- **What you should do**
Please copy the records below word for word, leaving out the pictures.

───── Data excerpts ─────

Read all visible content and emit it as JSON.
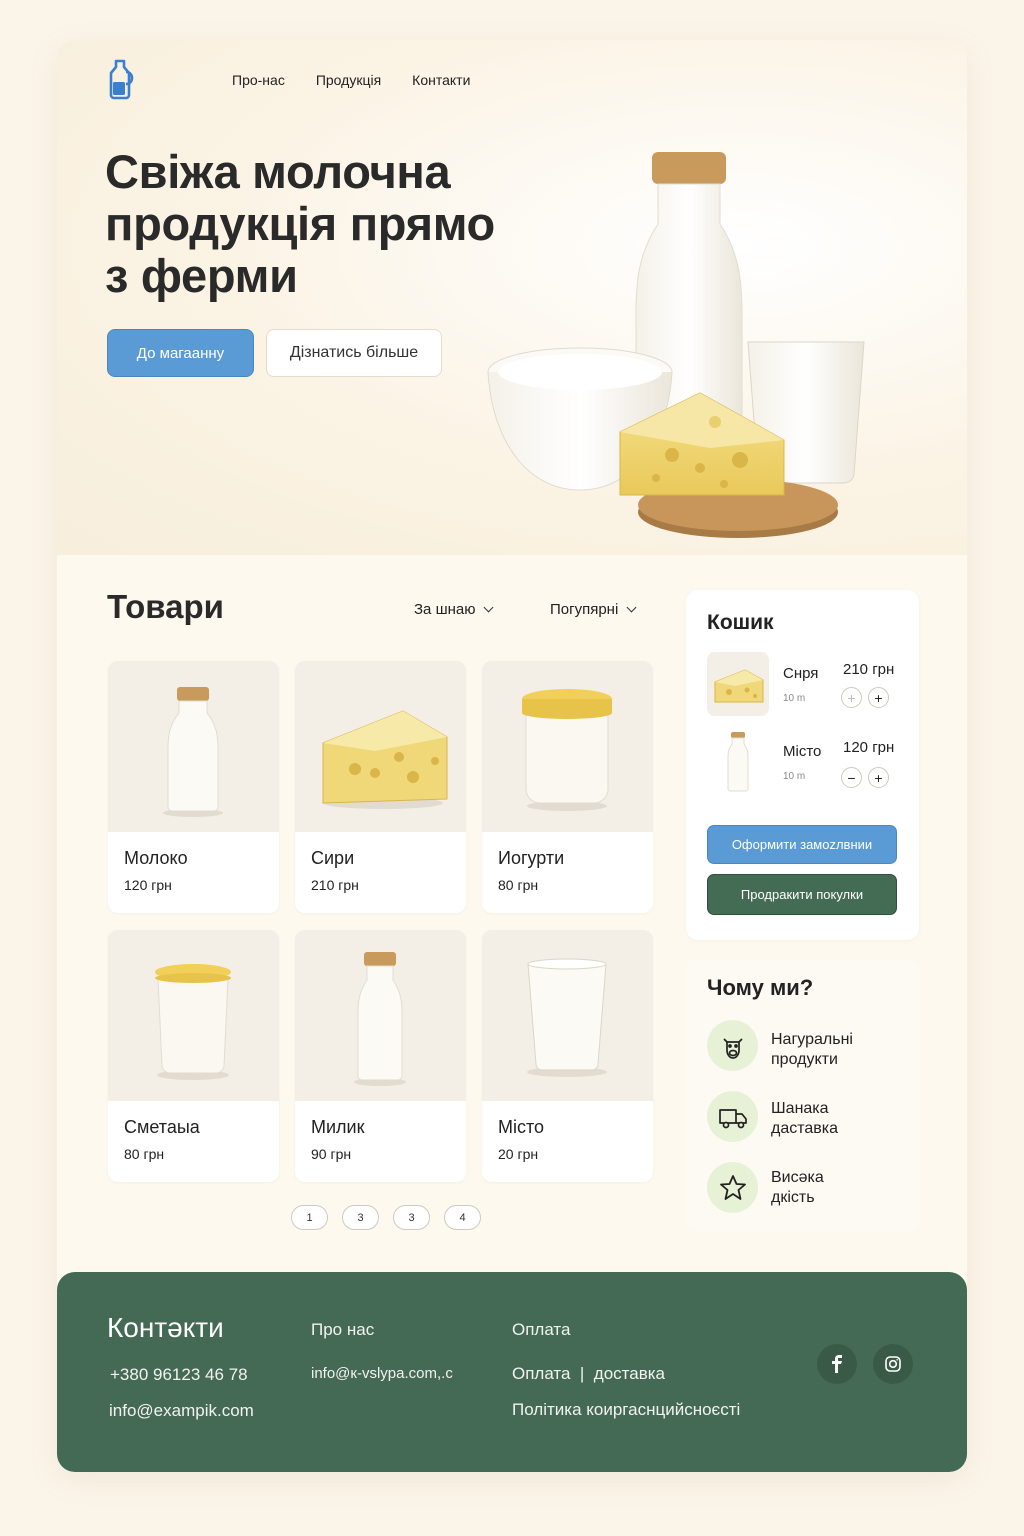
{
  "nav": {
    "items": [
      "Про-нас",
      "Продукція",
      "Контакти"
    ]
  },
  "hero": {
    "title_lines": [
      "Свіжа молочна",
      "продукція прямо",
      "з ферми"
    ],
    "primary_button": "До магаанну",
    "secondary_button": "Дізнатись більше"
  },
  "products": {
    "title": "Товари",
    "sort_price": "За шнаю",
    "sort_popular": "Погупярні",
    "items": [
      {
        "name": "Молоко",
        "price": "120 грн",
        "icon": "milk-bottle"
      },
      {
        "name": "Сири",
        "price": "210 грн",
        "icon": "cheese"
      },
      {
        "name": "Иогурти",
        "price": "80 грн",
        "icon": "yogurt-jar"
      },
      {
        "name": "Сметаыа",
        "price": "80 грн",
        "icon": "sour-cream-cup"
      },
      {
        "name": "Милик",
        "price": "90 грн",
        "icon": "milk-bottle"
      },
      {
        "name": "Місто",
        "price": "20 грн",
        "icon": "milk-glass"
      }
    ],
    "pages": [
      "1",
      "3",
      "3",
      "4"
    ]
  },
  "cart": {
    "title": "Кошик",
    "items": [
      {
        "name": "Снря",
        "sub": "10 m",
        "price": "210 грн",
        "icon": "cheese"
      },
      {
        "name": "Місто",
        "sub": "10 m",
        "price": "120 грн",
        "icon": "milk-bottle"
      }
    ],
    "checkout_button": "Оформити замоzлвнии",
    "continue_button": "Продракити покулки"
  },
  "why": {
    "title": "Чому ми?",
    "features": [
      {
        "line1": "Нагуральні",
        "line2": "продукти",
        "icon": "cow-icon"
      },
      {
        "line1": "Шанака",
        "line2": "даставка",
        "icon": "truck-icon"
      },
      {
        "line1": "Висәка",
        "line2": "дкість",
        "icon": "star-icon"
      }
    ]
  },
  "footer": {
    "title": "Контәкти",
    "phone": "+380 96123 46 78",
    "email": "info@exampik.com",
    "about": "Про нас",
    "about_email": "info@к-vslypa.com,.c",
    "payment": "Оплата",
    "payment_delivery": "Оплата  |  доставка",
    "privacy": "Політика коиргаснцийсноєсті"
  },
  "colors": {
    "accent_blue": "#5a9bd6",
    "accent_green": "#446b54",
    "background": "#fbf5e9"
  }
}
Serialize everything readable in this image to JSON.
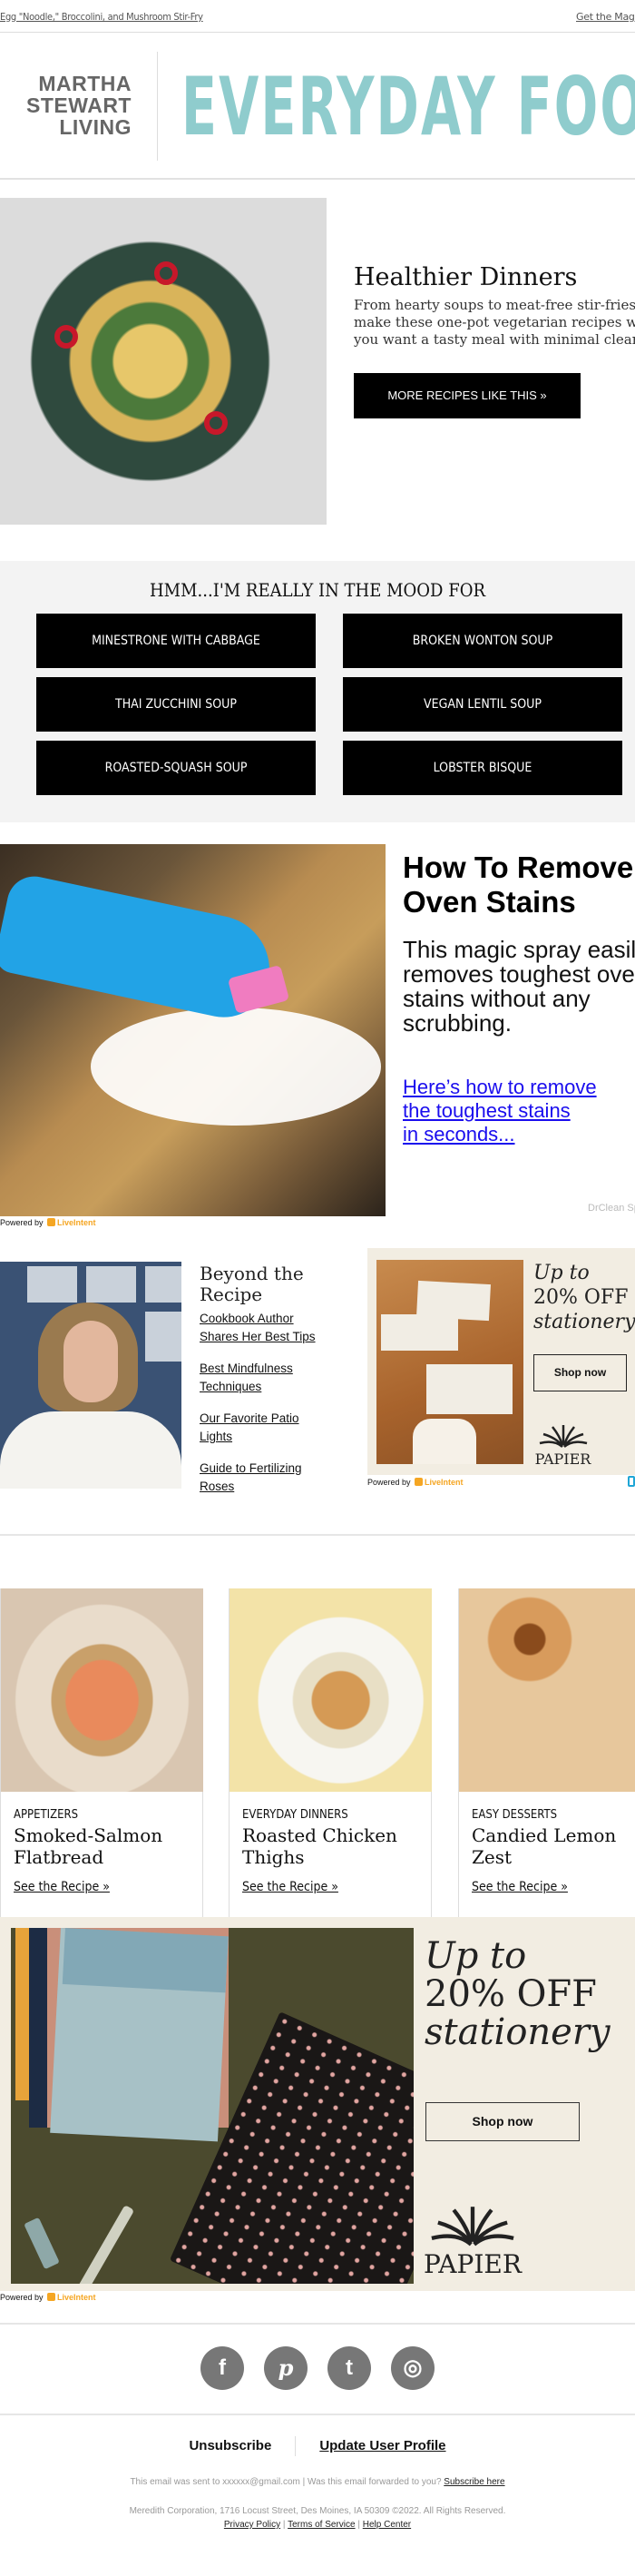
{
  "topbar": {
    "left_link": "Egg \"Noodle,\" Broccolini, and Mushroom Stir-Fry",
    "right_link": "Get the Magazine"
  },
  "masthead": {
    "brand_lines": [
      "MARTHA",
      "STEWART",
      "LIVING"
    ],
    "title": "EVERYDAY FOOD",
    "accent_color": "#8fcccd"
  },
  "hero": {
    "image_alt": "Egg noodle, broccolini and mushroom stir-fry in a bowl",
    "title": "Healthier Dinners",
    "body_lines": [
      "From hearty soups to meat-free stir-fries,",
      "make these one-pot vegetarian recipes when",
      "you want a tasty meal with minimal cleanup."
    ],
    "button_label": "MORE RECIPES LIKE THIS »"
  },
  "mood": {
    "heading": "HMM...I'M REALLY IN THE MOOD FOR",
    "buttons": [
      "MINESTRONE WITH CABBAGE",
      "BROKEN WONTON SOUP",
      "THAI ZUCCHINI SOUP",
      "VEGAN LENTIL SOUP",
      "ROASTED-SQUASH SOUP",
      "LOBSTER BISQUE"
    ]
  },
  "oven_ad": {
    "title_lines": [
      "How To Remove",
      "Oven Stains"
    ],
    "body_lines": [
      "This magic spray easily",
      "removes toughest oven",
      "stains without any",
      "scrubbing."
    ],
    "link_lines": [
      "Here’s how to remove",
      "the toughest stains",
      "in seconds..."
    ],
    "sponsor": "DrClean Spray",
    "powered_by": "Powered by",
    "powered_brand": "LiveIntent"
  },
  "beyond": {
    "title_lines": [
      "Beyond the",
      "Recipe"
    ],
    "links": [
      [
        "Cookbook Author",
        "Shares Her Best Tips"
      ],
      [
        "Best Mindfulness",
        "Techniques"
      ],
      [
        "Our Favorite Patio",
        "Lights"
      ],
      [
        "Guide to Fertilizing",
        "Roses"
      ]
    ]
  },
  "papier_small": {
    "offer_lines": [
      "Up to",
      "20% OFF",
      "stationery"
    ],
    "button_label": "Shop now",
    "brand": "PAPIER",
    "powered_by": "Powered by",
    "powered_brand": "LiveIntent"
  },
  "recipes": [
    {
      "category": "APPETIZERS",
      "name_lines": [
        "Smoked-Salmon",
        "Flatbread"
      ],
      "link": "See the Recipe »"
    },
    {
      "category": "EVERYDAY DINNERS",
      "name_lines": [
        "Roasted Chicken",
        "Thighs"
      ],
      "link": "See the Recipe »"
    },
    {
      "category": "EASY DESSERTS",
      "name_lines": [
        "Candied Lemon",
        "Zest"
      ],
      "link": "See the Recipe »"
    }
  ],
  "papier_big": {
    "offer_lines": [
      "Up to",
      "20% OFF",
      "stationery"
    ],
    "button_label": "Shop now",
    "brand": "PAPIER",
    "powered_by": "Powered by",
    "powered_brand": "LiveIntent"
  },
  "social": {
    "icons": [
      {
        "name": "facebook",
        "glyph": "f"
      },
      {
        "name": "pinterest",
        "glyph": "p"
      },
      {
        "name": "twitter",
        "glyph": "t"
      },
      {
        "name": "instagram",
        "glyph": "◎"
      }
    ]
  },
  "footer": {
    "unsubscribe": "Unsubscribe",
    "update_profile": "Update User Profile",
    "sent_to": "This email was sent to xxxxxx@gmail.com  |  Was this email forwarded to you?",
    "subscribe_here": "Subscribe here",
    "address": "Meredith Corporation, 1716 Locust Street, Des Moines, IA 50309 ©2022. All Rights Reserved.",
    "privacy": "Privacy Policy",
    "terms": "Terms of Service",
    "help": "Help Center",
    "pipe": "|"
  }
}
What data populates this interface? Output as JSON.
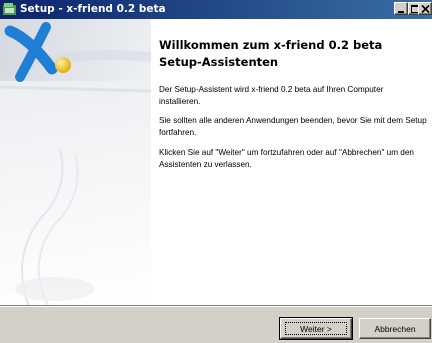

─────

- **Reply to the task**
Read all visible content and emit it as JSON.
{
  "nav": {
    "items": [
      "Про-нас",
      "Продукція",
      "Контакти"
    ]
  },
  "hero": {
    "title_lines": [
      "Свіжа молочна",
      "продукція прямо",
      "з ферми"
    ],
    "primary_button": "До магаанну",
    "secondary_button": "Дізнатись більше"
  },
  "products": {
    "title": "Товари",
    "sort_price": "За шнаю",
    "sort_popular": "Погупярні",
    "items": [
      {
        "name": "Молоко",
        "price": "120 грн",
        "icon": "milk-bottle"
      },
      {
        "name": "Сири",
        "price": "210 грн",
        "icon": "cheese"
      },
      {
        "name": "Иогурти",
        "price": "80 грн",
        "icon": "yogurt-jar"
      },
      {
        "name": "Сметаыа",
        "price": "80 грн",
        "icon": "sour-cream-cup"
      },
      {
        "name": "Милик",
        "price": "90 грн",
        "icon": "milk-bottle"
      },
      {
        "name": "Місто",
        "price": "20 грн",
        "icon": "milk-glass"
      }
    ],
    "pages": [
      "1",
      "3",
      "3",
      "4"
    ]
  },
  "cart": {
    "title": "Кошик",
    "items": [
      {
        "name": "Снря",
        "sub": "10 m",
        "price": "210 грн",
        "icon": "cheese"
      },
      {
        "name": "Місто",
        "sub": "10 m",
        "price": "120 грн",
        "icon": "milk-bottle"
      }
    ],
    "checkout_button": "Оформити замоzлвнии",
    "continue_button": "Продракити покулки"
  },
  "why": {
    "title": "Чому ми?",
    "features": [
      {
        "line1": "Нагуральні",
        "line2": "продукти",
        "icon": "cow-icon"
      },
      {
        "line1": "Шанака",
        "line2": "даставка",
        "icon": "truck-icon"
      },
      {
        "line1": "Висәка",
        "line2": "дкість",
        "icon": "star-icon"
      }
    ]
  },
  "footer": {
    "title": "Контәкти",
    "phone": "+380 96123 46 78",
    "email": "info@exampik.com",
    "about": "Про нас",
    "about_email": "info@к-vslypa.com,.c",
    "payment": "Оплата",
    "payment_delivery": "Оплата  |  доставка",
    "privacy": "Політика коиргаснцийсноєсті"
  },
  "colors": {
    "accent_blue": "#5a9bd6",
    "accent_green": "#446b54",
    "background": "#fbf5e9"
  }
}
Serialize everything readable in this image to JSON.
{
  "topbar": {
    "left_link": "Egg \"Noodle,\" Broccolini, and Mushroom Stir-Fry",
    "right_link": "Get the Magazine"
  },
  "masthead": {
    "brand_lines": [
      "MARTHA",
      "STEWART",
      "LIVING"
    ],
    "title": "EVERYDAY FOOD",
    "accent_color": "#8fcccd"
  },
  "hero": {
    "image_alt": "Egg noodle, broccolini and mushroom stir-fry in a bowl",
    "title": "Healthier Dinners",
    "body_lines": [
      "From hearty soups to meat-free stir-fries,",
      "make these one-pot vegetarian recipes when",
      "you want a tasty meal with minimal cleanup."
    ],
    "button_label": "MORE RECIPES LIKE THIS »"
  },
  "mood": {
    "heading": "HMM...I'M REALLY IN THE MOOD FOR",
    "buttons": [
      "MINESTRONE WITH CABBAGE",
      "BROKEN WONTON SOUP",
      "THAI ZUCCHINI SOUP",
      "VEGAN LENTIL SOUP",
      "ROASTED-SQUASH SOUP",
      "LOBSTER BISQUE"
    ]
  },
  "oven_ad": {
    "title_lines": [
      "How To Remove",
      "Oven Stains"
    ],
    "body_lines": [
      "This magic spray easily",
      "removes toughest oven",
      "stains without any",
      "scrubbing."
    ],
    "link_lines": [
      "Here’s how to remove",
      "the toughest stains",
      "in seconds..."
    ],
    "sponsor": "DrClean Spray",
    "powered_by": "Powered by",
    "powered_brand": "LiveIntent"
  },
  "beyond": {
    "title_lines": [
      "Beyond the",
      "Recipe"
    ],
    "links": [
      [
        "Cookbook Author",
        "Shares Her Best Tips"
      ],
      [
        "Best Mindfulness",
        "Techniques"
      ],
      [
        "Our Favorite Patio",
        "Lights"
      ],
      [
        "Guide to Fertilizing",
        "Roses"
      ]
    ]
  },
  "papier_small": {
    "offer_lines": [
      "Up to",
      "20% OFF",
      "stationery"
    ],
    "button_label": "Shop now",
    "brand": "PAPIER",
    "powered_by": "Powered by",
    "powered_brand": "LiveIntent"
  },
  "recipes": [
    {
      "category": "APPETIZERS",
      "name_lines": [
        "Smoked-Salmon",
        "Flatbread"
      ],
      "link": "See the Recipe »"
    },
    {
      "category": "EVERYDAY DINNERS",
      "name_lines": [
        "Roasted Chicken",
        "Thighs"
      ],
      "link": "See the Recipe »"
    },
    {
      "category": "EASY DESSERTS",
      "name_lines": [
        "Candied Lemon",
        "Zest"
      ],
      "link": "See the Recipe »"
    }
  ],
  "papier_big": {
    "offer_lines": [
      "Up to",
      "20% OFF",
      "stationery"
    ],
    "button_label": "Shop now",
    "brand": "PAPIER",
    "powered_by": "Powered by",
    "powered_brand": "LiveIntent"
  },
  "social": {
    "icons": [
      {
        "name": "facebook",
        "glyph": "f"
      },
      {
        "name": "pinterest",
        "glyph": "p"
      },
      {
        "name": "twitter",
        "glyph": "t"
      },
      {
        "name": "instagram",
        "glyph": "◎"
      }
    ]
  },
  "footer": {
    "unsubscribe": "Unsubscribe",
    "update_profile": "Update User Profile",
    "sent_to": "This email was sent to xxxxxx@gmail.com  |  Was this email forwarded to you?",
    "subscribe_here": "Subscribe here",
    "address": "Meredith Corporation, 1716 Locust Street, Des Moines, IA 50309 ©2022. All Rights Reserved.",
    "privacy": "Privacy Policy",
    "terms": "Terms of Service",
    "help": "Help Center",
    "pipe": "|"
  }
}
What data populates this interface? Output as JSON.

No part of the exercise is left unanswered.